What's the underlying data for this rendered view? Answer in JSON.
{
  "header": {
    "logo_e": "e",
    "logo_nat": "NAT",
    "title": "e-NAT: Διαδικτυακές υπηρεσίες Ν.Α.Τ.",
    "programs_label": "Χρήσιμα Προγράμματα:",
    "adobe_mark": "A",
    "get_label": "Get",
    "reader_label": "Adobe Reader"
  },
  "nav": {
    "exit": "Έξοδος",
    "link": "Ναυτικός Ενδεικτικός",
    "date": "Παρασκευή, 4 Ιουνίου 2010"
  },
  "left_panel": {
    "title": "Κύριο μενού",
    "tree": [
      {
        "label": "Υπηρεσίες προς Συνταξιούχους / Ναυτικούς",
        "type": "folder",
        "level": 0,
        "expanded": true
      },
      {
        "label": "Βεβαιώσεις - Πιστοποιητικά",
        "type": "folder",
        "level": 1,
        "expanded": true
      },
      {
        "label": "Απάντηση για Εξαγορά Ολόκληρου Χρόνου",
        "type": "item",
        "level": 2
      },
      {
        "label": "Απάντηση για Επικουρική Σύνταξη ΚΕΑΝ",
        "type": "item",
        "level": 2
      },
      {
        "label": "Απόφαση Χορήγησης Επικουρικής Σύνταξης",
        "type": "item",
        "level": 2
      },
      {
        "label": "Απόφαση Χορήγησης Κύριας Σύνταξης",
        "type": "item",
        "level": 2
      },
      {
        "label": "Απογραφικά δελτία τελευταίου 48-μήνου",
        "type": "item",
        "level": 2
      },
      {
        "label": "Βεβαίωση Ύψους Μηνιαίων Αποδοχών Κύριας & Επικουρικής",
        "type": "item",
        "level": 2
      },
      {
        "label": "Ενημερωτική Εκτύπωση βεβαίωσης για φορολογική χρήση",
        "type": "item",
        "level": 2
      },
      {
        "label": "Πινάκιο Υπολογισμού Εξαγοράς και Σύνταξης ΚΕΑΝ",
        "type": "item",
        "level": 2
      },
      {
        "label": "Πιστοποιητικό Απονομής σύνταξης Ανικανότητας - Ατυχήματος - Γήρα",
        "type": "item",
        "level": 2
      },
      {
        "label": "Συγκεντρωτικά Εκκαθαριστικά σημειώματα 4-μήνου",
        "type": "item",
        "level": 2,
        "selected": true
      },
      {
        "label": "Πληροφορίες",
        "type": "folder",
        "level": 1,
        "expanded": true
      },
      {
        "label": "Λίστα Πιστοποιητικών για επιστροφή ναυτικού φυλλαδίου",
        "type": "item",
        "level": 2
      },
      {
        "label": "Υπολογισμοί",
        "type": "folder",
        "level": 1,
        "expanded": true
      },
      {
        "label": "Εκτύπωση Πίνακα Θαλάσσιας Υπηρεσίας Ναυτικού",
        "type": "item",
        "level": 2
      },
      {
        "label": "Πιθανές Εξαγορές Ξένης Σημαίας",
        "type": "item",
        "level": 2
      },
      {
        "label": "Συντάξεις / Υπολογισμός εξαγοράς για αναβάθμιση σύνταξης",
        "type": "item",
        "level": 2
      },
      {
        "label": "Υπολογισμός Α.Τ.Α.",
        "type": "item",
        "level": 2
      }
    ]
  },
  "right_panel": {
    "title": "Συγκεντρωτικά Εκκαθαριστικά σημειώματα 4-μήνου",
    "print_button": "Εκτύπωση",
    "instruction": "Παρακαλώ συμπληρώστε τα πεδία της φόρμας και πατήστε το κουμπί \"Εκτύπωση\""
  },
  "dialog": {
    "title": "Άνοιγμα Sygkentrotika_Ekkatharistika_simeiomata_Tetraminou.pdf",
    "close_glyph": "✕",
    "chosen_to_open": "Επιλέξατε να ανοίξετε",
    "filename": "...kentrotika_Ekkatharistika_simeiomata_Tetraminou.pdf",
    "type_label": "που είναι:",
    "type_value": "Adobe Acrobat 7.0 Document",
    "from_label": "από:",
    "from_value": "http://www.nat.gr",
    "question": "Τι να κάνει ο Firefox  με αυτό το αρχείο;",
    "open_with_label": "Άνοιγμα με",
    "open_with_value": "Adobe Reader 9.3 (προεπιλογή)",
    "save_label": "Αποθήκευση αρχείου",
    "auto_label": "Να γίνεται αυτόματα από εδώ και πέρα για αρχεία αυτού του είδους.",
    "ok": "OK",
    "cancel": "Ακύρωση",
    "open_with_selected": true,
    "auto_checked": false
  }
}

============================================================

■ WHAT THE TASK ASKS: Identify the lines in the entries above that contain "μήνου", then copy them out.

■ TASK RESPONSE:
        "label": "Απογραφικά δελτία τελευταίου 48-μήνου",
        "label": "Συγκεντρωτικά Εκκαθαριστικά σημειώματα 4-μήνου",
    "title": "Συγκεντρωτικά Εκκαθαριστικά σημειώματα 4-μήνου",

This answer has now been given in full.